And then there is the Orchestrion. For this incarnation Pat brought along the bottles (my favorite), several bells / xylophone, a large marimba (with the back end lifted up so you could watch it play), assorted percussion and other noise makers. It really adds a lot of complexity, generally pretty subtle, and a ‘lush’ quality to the tracks. I dig that he’s continued to use it since the Orchestrion album came out in 2010.
I love the sound this new band has – similar in some ways to the old PMG (it was nice to hear Piano again) – but in other ways very different. One thing for sure is that the incorporation of the Orchestrion and Chris Potters woodwinds adds many new textures. In some ways it was more like The Way Up than older PMG efforts. Some of the new compositions have a very new feel to them. That’s what I love about Pat’s music over the years – always evolving but with that immediately recognizable ‘Pat’ sound.
I spent last Christmas in Idaho. The highlight was two days of skiing at Brundage Mountain — my first time back on the sticks in nearly thirteen years.
Like they say – it’s like riding a bicycle. Within an hour or two I felt the old rhythm coming back. I have to say that the equipment – particularly the skis – have changed. Instead of 210 cm it was more like 160 – 170 cm and at least twice as wide. It was weird at first – being on such short skis. But after a while I really appreciated how much easier they are to turn and how well the absorb vibration.
I stayed at Bear Creek Lodge just outside of McCall. You could see the ski mountain from the lodge. It was a very nice lodge and I enjoyed talking with the guy that owned the place.
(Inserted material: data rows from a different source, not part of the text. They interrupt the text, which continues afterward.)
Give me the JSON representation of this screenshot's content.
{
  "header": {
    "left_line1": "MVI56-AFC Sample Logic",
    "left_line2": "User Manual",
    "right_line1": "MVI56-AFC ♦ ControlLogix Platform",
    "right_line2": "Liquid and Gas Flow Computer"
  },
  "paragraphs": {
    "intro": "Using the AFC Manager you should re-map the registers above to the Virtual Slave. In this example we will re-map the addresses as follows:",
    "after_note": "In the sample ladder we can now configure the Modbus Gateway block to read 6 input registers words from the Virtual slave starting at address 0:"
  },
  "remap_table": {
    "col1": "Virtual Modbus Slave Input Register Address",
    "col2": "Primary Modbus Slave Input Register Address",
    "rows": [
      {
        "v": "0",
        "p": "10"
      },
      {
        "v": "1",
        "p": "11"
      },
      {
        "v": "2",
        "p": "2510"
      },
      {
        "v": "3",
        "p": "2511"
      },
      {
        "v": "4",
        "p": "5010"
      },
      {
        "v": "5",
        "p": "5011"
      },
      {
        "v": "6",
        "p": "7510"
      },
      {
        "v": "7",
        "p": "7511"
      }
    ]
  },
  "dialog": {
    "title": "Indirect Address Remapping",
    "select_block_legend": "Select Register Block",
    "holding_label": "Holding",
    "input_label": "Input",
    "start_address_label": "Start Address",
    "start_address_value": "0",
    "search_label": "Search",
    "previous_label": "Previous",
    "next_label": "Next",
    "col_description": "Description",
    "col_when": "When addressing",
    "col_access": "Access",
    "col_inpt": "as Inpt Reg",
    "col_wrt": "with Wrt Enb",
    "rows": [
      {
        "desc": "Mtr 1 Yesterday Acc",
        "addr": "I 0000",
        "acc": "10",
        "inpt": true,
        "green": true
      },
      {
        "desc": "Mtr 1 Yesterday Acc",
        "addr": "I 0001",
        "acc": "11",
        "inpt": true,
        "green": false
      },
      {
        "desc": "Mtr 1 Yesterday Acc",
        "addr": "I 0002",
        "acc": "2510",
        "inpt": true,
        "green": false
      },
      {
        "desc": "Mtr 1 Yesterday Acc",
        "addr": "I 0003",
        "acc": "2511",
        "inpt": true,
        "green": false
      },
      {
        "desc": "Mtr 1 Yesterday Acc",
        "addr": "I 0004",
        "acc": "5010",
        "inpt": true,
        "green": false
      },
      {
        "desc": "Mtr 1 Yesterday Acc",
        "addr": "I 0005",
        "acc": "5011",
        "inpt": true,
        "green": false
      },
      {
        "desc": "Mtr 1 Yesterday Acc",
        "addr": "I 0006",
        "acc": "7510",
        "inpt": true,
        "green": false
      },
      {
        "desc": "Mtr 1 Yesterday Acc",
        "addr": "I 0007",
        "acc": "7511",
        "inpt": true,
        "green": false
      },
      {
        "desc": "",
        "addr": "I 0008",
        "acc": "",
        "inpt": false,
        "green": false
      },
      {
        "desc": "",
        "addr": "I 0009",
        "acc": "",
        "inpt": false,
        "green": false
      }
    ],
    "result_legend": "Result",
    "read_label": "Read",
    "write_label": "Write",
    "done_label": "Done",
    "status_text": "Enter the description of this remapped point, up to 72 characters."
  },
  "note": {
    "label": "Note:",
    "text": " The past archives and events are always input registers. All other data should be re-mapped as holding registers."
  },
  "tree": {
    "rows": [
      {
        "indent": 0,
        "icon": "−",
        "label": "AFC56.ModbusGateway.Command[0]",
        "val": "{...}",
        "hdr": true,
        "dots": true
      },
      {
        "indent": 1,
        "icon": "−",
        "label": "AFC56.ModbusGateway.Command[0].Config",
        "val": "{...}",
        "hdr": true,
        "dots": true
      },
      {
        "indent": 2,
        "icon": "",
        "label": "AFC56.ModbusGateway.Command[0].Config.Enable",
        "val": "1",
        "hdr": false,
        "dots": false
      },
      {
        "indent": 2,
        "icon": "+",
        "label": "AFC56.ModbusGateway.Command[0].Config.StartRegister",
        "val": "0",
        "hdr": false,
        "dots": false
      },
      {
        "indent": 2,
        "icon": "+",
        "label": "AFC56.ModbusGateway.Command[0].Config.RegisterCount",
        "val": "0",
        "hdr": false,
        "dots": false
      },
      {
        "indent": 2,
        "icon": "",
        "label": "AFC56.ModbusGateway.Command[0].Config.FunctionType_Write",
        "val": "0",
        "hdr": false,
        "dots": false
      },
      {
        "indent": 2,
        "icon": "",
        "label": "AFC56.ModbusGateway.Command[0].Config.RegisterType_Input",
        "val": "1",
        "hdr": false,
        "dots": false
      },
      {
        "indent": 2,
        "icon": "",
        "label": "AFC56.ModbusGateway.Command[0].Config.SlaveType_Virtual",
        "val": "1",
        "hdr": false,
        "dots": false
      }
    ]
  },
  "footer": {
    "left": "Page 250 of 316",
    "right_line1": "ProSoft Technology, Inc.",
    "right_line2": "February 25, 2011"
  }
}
It was an interesting end to 2013. I can tell you that it will not be another 13 years before I ski again though!